_PROBLEM DETAILS_
Collect every line in the records below that contains the word "labels".

_AVAILABLE RECORDS_
++++++++
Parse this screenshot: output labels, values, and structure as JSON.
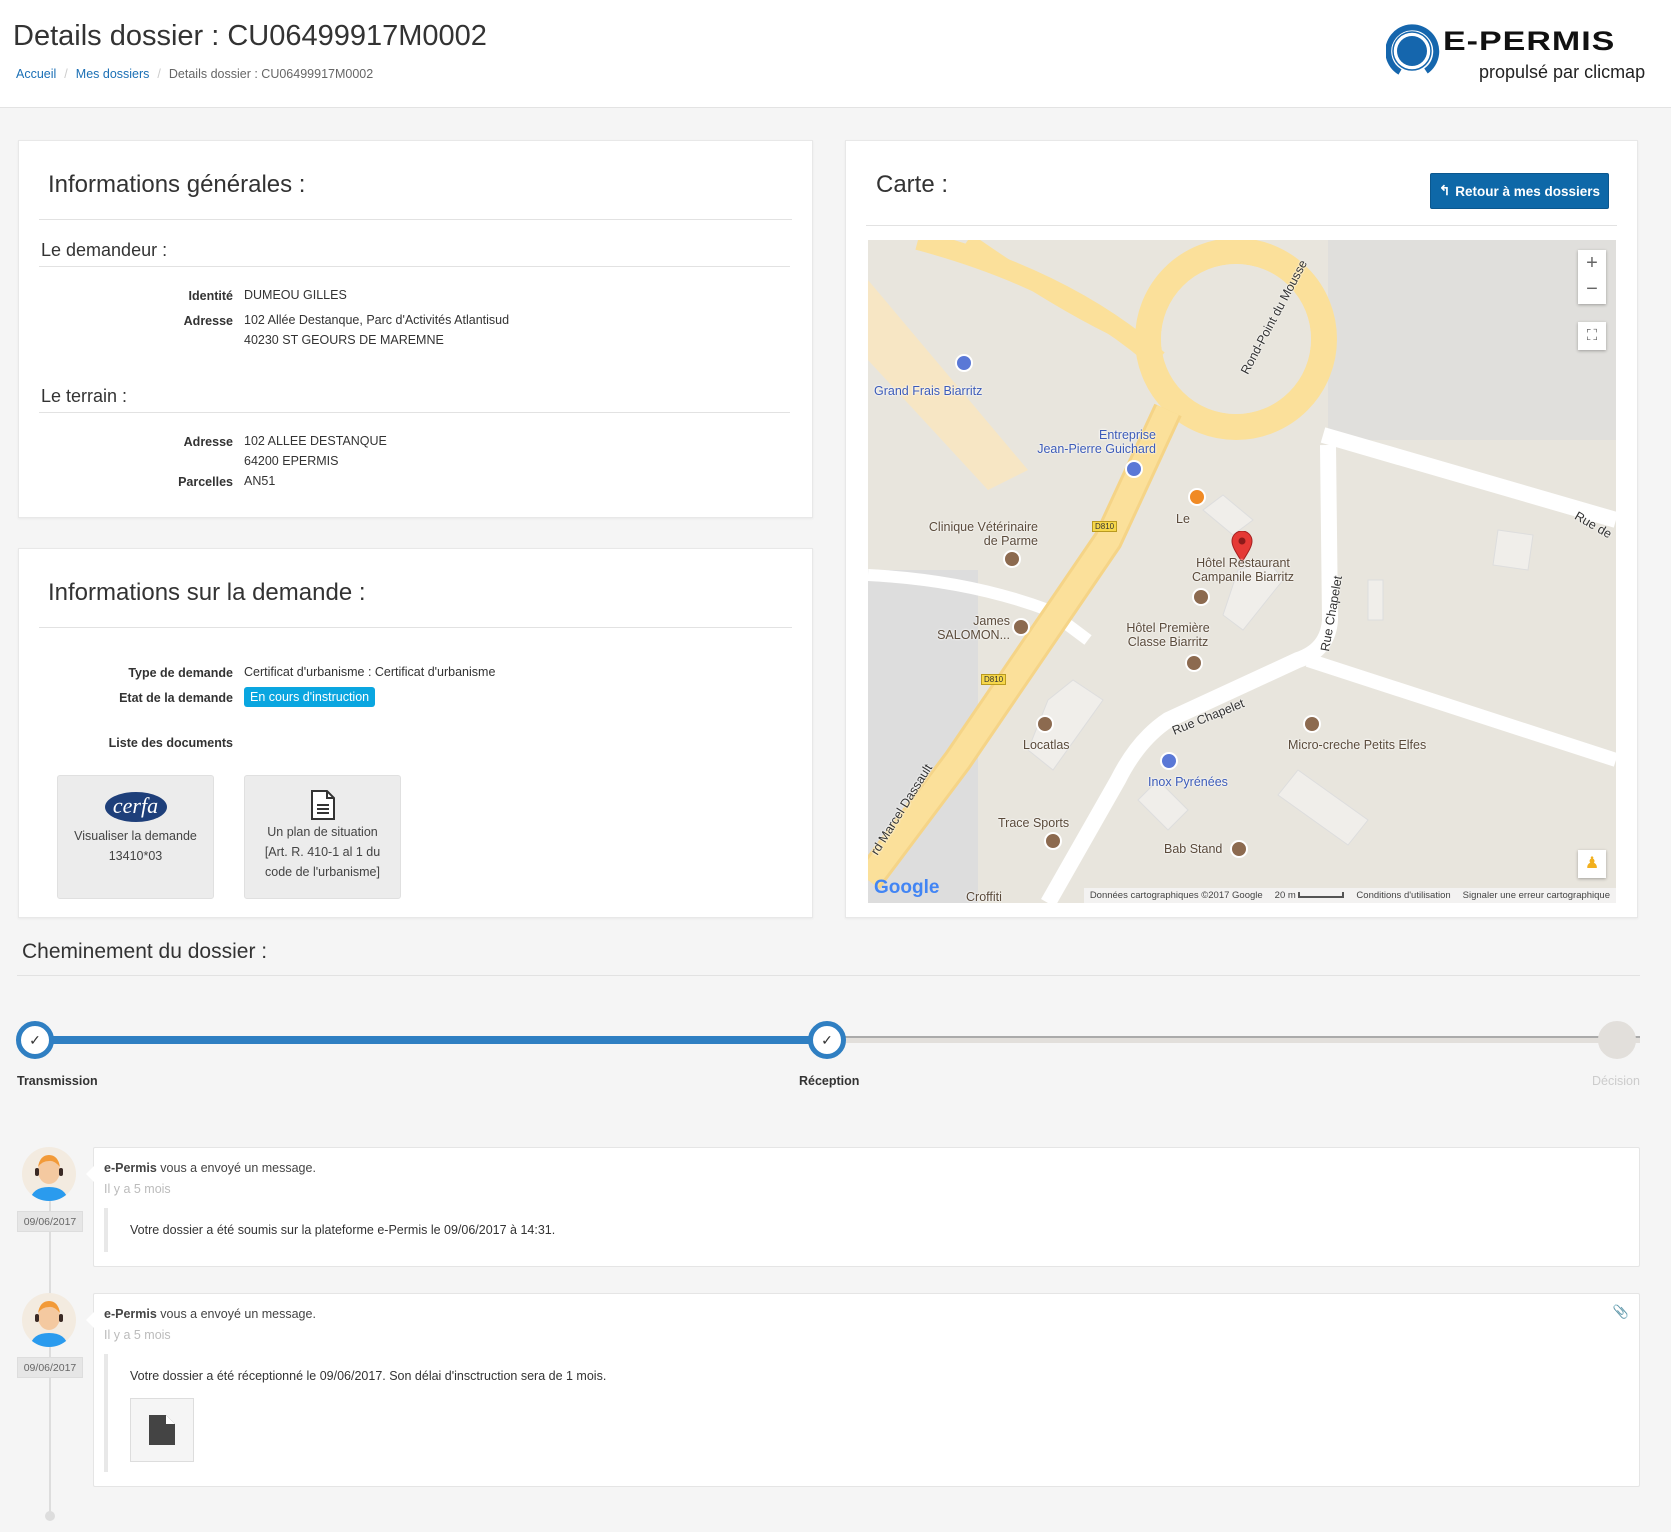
{
  "header": {
    "title": "Details dossier : CU06499917M0002",
    "breadcrumb": [
      "Accueil",
      "Mes dossiers",
      "Details dossier : CU06499917M0002"
    ],
    "logo_text": "E-PERMIS",
    "logo_tagline": "propulsé par clicmap",
    "brand_color": "#0e68a8"
  },
  "general": {
    "title": "Informations générales :",
    "applicant": {
      "title": "Le demandeur :",
      "identity_label": "Identité",
      "identity": "DUMEOU GILLES",
      "address_label": "Adresse",
      "address_line1": "102 Allée Destanque, Parc d'Activités Atlantisud",
      "address_line2": "40230 ST GEOURS DE MAREMNE"
    },
    "land": {
      "title": "Le terrain :",
      "address_label": "Adresse",
      "address_line1": "102 ALLEE DESTANQUE",
      "address_line2": "64200 EPERMIS",
      "parcels_label": "Parcelles",
      "parcels": "AN51"
    }
  },
  "request": {
    "title": "Informations sur la demande :",
    "type_label": "Type de demande",
    "type": "Certificat d'urbanisme : Certificat d'urbanisme",
    "state_label": "Etat de la demande",
    "state": "En cours d'instruction",
    "state_color": "#0aa6e0",
    "documents_label": "Liste des documents",
    "documents": [
      {
        "icon": "cerfa-logo",
        "logo_text": "cerfa",
        "line1": "Visualiser la demande",
        "line2": "13410*03"
      },
      {
        "icon": "file-text-icon",
        "line1": "Un plan de situation",
        "line2": "[Art. R. 410-1 al 1 du",
        "line3": "code de l'urbanisme]"
      }
    ]
  },
  "map_panel": {
    "title": "Carte :",
    "back_button": "Retour à mes dossiers",
    "labels": {
      "grand_frais": "Grand Frais Biarritz",
      "guichard1": "Entreprise",
      "guichard2": "Jean-Pierre Guichard",
      "rond_point": "Rond-Point du Mousse",
      "clinique1": "Clinique Vétérinaire",
      "clinique2": "de Parme",
      "le": "Le",
      "campanile1": "Hôtel Restaurant",
      "campanile2": "Campanile Biarritz",
      "premiere1": "Hôtel Première",
      "premiere2": "Classe Biarritz",
      "james1": "James",
      "james2": "SALOMON...",
      "rue_chapelet": "Rue Chapelet",
      "rue_chapelet_v": "Rue Chapelet",
      "locatlas": "Locatlas",
      "micro": "Micro-creche Petits Elfes",
      "inox": "Inox Pyrénées",
      "trace": "Trace Sports",
      "bab": "Bab Stand",
      "dassault": "rd Marcel Dassault",
      "rue_de": "Rue de",
      "croffiti": "Croffiti",
      "d810": "D810"
    },
    "zoom_in": "+",
    "zoom_out": "−",
    "google": "Google",
    "attribution": "Données cartographiques ©2017 Google",
    "scale": "20 m",
    "terms": "Conditions d'utilisation",
    "report": "Signaler une erreur cartographique"
  },
  "progress": {
    "title": "Cheminement du dossier :",
    "steps": [
      {
        "label": "Transmission",
        "done": true
      },
      {
        "label": "Réception",
        "done": true
      },
      {
        "label": "Décision",
        "done": false
      }
    ],
    "active_color": "#2f7fc2"
  },
  "messages": [
    {
      "date": "09/06/2017",
      "sender": "e-Permis",
      "action": " vous a envoyé un message.",
      "time": "Il y a 5 mois",
      "body": "Votre dossier a été soumis sur la plateforme e-Permis le 09/06/2017 à 14:31."
    },
    {
      "date": "09/06/2017",
      "sender": "e-Permis",
      "action": " vous a envoyé un message.",
      "time": "Il y a 5 mois",
      "body": "Votre dossier a été réceptionné le 09/06/2017. Son délai d'insctruction sera de 1 mois.",
      "attachment": "file-icon"
    }
  ]
}
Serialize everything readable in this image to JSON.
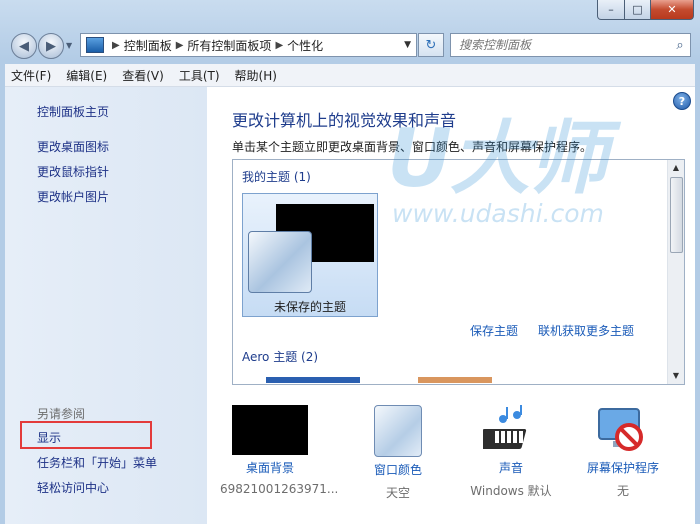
{
  "window": {
    "caption_min": "–",
    "caption_max": "□",
    "caption_close": "✕"
  },
  "address_bar": {
    "back_icon": "arrow-left-icon",
    "forward_icon": "arrow-right-icon",
    "crumbs": [
      "控制面板",
      "所有控制面板项",
      "个性化"
    ],
    "search_placeholder": "搜索控制面板"
  },
  "menu": [
    "文件(F)",
    "编辑(E)",
    "查看(V)",
    "工具(T)",
    "帮助(H)"
  ],
  "left_pane": {
    "links": [
      "控制面板主页",
      "更改桌面图标",
      "更改鼠标指针",
      "更改帐户图片"
    ],
    "see_also_label": "另请参阅",
    "see_also": [
      "显示",
      "任务栏和「开始」菜单",
      "轻松访问中心"
    ]
  },
  "main": {
    "title": "更改计算机上的视觉效果和声音",
    "subtitle": "单击某个主题立即更改桌面背景、窗口颜色、声音和屏幕保护程序。",
    "group_my_themes": "我的主题 (1)",
    "unsaved_theme": "未保存的主题",
    "save_theme_link": "保存主题",
    "get_more_link": "联机获取更多主题",
    "group_aero": "Aero 主题 (2)",
    "watermark_big": "U大师",
    "watermark_url": "www.udashi.com"
  },
  "bottom_items": [
    {
      "label": "桌面背景",
      "value": "69821001263971..."
    },
    {
      "label": "窗口颜色",
      "value": "天空"
    },
    {
      "label": "声音",
      "value": "Windows 默认"
    },
    {
      "label": "屏幕保护程序",
      "value": "无"
    }
  ],
  "colors": {
    "link": "#1a5bb8",
    "title": "#1e3c8c",
    "highlight_box": "#e33b3b"
  }
}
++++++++
_RESULT BELOW_
Parse this screenshot: output labels, values, and structure as JSON.
    "labels": {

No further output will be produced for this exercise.